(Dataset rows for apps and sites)
-=-=-=-=-
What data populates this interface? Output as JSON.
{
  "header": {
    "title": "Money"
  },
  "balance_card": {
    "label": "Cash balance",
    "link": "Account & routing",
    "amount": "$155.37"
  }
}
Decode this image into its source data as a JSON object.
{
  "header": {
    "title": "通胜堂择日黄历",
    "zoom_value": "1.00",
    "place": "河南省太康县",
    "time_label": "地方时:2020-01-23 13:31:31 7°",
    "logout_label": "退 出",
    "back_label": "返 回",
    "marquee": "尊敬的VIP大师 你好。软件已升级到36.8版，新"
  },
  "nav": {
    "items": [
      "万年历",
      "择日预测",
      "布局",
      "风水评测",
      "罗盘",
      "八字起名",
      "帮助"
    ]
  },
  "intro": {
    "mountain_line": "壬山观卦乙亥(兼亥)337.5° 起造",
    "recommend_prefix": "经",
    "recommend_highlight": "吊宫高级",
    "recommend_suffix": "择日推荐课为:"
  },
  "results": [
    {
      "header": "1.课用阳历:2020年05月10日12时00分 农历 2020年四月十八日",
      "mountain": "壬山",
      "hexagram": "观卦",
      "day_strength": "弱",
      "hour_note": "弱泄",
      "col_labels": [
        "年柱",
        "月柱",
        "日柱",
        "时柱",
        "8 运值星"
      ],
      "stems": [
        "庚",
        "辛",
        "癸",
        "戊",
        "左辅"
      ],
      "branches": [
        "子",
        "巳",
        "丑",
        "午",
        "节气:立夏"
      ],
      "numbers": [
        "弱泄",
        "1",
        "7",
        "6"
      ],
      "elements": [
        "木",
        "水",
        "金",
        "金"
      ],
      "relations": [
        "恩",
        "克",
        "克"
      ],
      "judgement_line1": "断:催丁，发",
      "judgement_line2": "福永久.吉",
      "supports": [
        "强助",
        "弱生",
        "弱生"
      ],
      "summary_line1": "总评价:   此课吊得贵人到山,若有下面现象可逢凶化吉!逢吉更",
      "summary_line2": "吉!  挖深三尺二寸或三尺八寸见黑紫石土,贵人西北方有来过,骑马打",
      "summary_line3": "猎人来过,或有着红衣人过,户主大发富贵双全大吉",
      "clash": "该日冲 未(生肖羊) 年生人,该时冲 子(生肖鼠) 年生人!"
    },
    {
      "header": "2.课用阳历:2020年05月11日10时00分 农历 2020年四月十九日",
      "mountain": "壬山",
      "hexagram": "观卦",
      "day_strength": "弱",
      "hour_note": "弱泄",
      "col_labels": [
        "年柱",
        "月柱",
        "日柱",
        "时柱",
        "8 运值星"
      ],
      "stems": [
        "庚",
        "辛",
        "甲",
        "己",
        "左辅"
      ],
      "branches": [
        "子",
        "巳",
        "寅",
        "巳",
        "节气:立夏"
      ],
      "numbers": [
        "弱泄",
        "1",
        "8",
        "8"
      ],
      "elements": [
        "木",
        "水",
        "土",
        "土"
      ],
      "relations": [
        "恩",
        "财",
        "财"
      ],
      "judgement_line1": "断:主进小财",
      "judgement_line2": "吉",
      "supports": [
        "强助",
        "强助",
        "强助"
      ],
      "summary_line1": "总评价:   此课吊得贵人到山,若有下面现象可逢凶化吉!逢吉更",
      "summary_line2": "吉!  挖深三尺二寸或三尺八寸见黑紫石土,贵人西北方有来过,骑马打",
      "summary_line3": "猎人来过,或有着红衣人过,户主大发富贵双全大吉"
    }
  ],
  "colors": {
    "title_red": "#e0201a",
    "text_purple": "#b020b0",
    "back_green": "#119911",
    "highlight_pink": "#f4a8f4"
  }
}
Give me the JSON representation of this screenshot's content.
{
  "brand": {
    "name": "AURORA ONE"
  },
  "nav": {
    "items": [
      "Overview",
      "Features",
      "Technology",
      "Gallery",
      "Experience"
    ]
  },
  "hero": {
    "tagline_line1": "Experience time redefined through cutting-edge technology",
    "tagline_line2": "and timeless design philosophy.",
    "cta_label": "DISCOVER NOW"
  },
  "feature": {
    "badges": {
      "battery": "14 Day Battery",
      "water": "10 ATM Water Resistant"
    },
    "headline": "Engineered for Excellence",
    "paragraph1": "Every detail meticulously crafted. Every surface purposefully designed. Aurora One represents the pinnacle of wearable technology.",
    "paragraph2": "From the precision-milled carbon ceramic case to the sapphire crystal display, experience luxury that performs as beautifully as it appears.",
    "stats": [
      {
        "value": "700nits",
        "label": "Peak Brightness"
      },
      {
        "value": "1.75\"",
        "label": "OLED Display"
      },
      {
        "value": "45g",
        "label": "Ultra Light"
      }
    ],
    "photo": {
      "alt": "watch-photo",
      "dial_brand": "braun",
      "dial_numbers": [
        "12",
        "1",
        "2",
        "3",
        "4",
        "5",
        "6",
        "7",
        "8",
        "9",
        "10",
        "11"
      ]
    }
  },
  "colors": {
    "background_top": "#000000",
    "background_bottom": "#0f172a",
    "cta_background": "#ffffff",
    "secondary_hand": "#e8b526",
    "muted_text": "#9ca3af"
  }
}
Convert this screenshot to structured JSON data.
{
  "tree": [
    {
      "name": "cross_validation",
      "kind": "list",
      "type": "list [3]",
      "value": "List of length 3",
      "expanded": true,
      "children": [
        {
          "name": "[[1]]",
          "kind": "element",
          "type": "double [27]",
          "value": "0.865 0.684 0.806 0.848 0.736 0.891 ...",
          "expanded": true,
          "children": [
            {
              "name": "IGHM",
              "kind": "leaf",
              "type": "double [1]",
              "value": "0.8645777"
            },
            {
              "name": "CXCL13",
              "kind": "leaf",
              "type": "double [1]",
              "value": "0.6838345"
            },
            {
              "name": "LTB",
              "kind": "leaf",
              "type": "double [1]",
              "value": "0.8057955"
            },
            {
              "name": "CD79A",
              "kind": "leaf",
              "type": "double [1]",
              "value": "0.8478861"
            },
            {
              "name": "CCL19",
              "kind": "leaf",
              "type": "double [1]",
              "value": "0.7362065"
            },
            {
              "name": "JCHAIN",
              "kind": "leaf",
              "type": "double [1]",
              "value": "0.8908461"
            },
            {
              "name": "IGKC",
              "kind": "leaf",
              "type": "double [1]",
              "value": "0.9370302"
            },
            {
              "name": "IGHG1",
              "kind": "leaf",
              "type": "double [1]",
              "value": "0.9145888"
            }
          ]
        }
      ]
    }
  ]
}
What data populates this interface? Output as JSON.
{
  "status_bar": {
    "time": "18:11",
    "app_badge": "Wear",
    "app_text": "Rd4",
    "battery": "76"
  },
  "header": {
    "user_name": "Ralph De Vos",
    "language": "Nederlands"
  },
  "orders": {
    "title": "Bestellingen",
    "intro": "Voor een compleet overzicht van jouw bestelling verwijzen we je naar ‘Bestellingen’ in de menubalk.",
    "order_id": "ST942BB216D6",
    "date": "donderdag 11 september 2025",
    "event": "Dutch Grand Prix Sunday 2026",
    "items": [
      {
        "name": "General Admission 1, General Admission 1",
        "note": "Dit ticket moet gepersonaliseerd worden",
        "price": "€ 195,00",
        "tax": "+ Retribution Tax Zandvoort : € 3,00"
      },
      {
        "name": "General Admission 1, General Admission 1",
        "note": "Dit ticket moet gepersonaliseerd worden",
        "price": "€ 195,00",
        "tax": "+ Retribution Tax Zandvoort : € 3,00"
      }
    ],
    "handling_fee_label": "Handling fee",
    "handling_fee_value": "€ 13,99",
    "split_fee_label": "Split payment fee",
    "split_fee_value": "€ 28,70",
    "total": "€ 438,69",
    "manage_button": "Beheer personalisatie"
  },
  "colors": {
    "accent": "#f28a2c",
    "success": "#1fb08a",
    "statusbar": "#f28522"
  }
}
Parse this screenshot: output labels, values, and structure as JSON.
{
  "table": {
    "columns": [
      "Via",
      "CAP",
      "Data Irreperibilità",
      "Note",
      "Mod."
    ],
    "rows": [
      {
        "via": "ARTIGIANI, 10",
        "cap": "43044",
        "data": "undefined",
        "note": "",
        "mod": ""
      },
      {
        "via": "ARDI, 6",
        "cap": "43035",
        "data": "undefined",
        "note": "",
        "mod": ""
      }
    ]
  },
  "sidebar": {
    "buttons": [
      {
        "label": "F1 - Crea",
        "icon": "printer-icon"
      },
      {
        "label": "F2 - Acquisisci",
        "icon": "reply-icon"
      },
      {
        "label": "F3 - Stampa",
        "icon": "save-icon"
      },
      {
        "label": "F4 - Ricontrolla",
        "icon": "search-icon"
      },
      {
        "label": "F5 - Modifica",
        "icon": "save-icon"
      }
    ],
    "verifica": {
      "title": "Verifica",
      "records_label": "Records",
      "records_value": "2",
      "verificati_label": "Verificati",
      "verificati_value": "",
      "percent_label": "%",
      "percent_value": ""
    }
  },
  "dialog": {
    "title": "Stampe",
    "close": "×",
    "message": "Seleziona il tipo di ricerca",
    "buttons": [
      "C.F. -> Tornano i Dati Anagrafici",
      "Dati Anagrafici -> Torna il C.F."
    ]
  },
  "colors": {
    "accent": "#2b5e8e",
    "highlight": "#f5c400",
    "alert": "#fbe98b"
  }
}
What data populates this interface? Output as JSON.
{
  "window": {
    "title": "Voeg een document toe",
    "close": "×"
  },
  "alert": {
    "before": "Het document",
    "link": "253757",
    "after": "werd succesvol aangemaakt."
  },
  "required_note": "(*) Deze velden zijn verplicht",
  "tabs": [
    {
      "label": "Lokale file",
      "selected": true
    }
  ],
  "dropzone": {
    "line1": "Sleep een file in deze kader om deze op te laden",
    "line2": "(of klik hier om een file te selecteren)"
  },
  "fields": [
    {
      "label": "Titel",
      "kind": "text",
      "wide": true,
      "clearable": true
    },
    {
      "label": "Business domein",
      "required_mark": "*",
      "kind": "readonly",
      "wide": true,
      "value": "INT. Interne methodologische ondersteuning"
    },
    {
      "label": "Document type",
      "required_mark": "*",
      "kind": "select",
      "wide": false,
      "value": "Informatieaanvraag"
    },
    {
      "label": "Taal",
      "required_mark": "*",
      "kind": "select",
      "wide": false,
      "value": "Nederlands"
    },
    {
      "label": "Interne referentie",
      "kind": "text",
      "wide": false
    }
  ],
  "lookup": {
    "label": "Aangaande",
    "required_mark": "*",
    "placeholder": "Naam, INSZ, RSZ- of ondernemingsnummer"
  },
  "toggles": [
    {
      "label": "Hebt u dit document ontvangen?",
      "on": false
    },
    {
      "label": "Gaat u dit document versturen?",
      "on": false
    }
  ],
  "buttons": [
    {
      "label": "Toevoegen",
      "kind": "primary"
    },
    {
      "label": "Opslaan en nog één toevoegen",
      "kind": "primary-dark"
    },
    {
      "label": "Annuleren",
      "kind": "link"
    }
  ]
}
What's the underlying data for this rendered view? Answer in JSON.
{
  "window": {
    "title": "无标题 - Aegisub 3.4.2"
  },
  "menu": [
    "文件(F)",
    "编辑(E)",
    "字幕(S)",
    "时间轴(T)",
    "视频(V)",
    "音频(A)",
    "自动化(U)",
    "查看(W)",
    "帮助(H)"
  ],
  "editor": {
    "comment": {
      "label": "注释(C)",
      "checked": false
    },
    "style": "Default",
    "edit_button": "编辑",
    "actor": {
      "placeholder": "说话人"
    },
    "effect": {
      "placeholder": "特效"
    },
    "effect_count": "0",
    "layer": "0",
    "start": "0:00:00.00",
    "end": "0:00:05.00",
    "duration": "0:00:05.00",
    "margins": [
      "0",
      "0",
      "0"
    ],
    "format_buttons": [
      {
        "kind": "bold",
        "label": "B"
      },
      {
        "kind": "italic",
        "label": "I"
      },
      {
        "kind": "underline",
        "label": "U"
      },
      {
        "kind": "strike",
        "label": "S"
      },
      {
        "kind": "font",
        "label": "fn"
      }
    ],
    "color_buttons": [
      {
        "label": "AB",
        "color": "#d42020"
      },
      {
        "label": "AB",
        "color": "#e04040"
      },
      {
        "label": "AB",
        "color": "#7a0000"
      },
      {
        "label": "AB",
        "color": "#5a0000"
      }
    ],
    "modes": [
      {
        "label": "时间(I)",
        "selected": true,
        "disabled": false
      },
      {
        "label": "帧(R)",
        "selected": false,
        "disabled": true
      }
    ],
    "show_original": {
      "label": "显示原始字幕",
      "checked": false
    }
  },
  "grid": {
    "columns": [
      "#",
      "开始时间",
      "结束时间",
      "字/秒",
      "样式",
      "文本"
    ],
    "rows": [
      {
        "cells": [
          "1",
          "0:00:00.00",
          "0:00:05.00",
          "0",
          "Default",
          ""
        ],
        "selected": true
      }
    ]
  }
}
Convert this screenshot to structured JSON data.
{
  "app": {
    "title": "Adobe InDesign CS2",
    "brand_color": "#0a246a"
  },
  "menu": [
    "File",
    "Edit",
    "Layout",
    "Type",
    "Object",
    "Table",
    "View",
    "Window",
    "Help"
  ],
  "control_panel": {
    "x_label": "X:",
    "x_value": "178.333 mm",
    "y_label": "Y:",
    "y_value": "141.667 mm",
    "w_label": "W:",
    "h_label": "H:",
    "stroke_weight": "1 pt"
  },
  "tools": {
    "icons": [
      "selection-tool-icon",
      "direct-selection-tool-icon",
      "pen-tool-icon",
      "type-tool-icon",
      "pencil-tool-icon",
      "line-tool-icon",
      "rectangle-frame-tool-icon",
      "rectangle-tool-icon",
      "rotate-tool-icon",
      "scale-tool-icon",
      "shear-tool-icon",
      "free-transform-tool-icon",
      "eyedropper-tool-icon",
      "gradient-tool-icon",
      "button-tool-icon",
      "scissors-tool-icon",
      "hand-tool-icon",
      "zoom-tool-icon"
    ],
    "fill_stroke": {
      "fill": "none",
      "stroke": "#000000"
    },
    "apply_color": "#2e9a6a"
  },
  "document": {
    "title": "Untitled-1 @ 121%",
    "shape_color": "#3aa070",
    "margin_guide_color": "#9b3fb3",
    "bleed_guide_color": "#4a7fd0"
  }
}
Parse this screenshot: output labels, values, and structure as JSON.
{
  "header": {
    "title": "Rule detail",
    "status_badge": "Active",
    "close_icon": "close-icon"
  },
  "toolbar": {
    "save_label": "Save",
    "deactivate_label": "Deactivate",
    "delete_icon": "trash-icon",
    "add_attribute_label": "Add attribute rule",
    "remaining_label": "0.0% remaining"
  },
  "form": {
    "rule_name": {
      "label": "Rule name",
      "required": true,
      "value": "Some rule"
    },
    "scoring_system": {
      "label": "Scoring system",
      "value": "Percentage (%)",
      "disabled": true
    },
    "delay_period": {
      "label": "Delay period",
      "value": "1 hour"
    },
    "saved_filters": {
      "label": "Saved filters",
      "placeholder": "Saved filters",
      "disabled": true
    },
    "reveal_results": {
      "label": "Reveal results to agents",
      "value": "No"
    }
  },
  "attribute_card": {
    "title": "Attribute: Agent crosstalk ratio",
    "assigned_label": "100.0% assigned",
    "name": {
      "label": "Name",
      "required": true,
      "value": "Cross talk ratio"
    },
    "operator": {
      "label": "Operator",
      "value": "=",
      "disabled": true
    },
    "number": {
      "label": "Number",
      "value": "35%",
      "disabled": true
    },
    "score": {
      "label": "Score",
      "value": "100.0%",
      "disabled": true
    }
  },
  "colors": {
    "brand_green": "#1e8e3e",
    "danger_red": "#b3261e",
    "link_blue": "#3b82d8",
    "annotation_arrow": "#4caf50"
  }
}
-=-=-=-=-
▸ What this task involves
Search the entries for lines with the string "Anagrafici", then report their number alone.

▸ Result for this task
2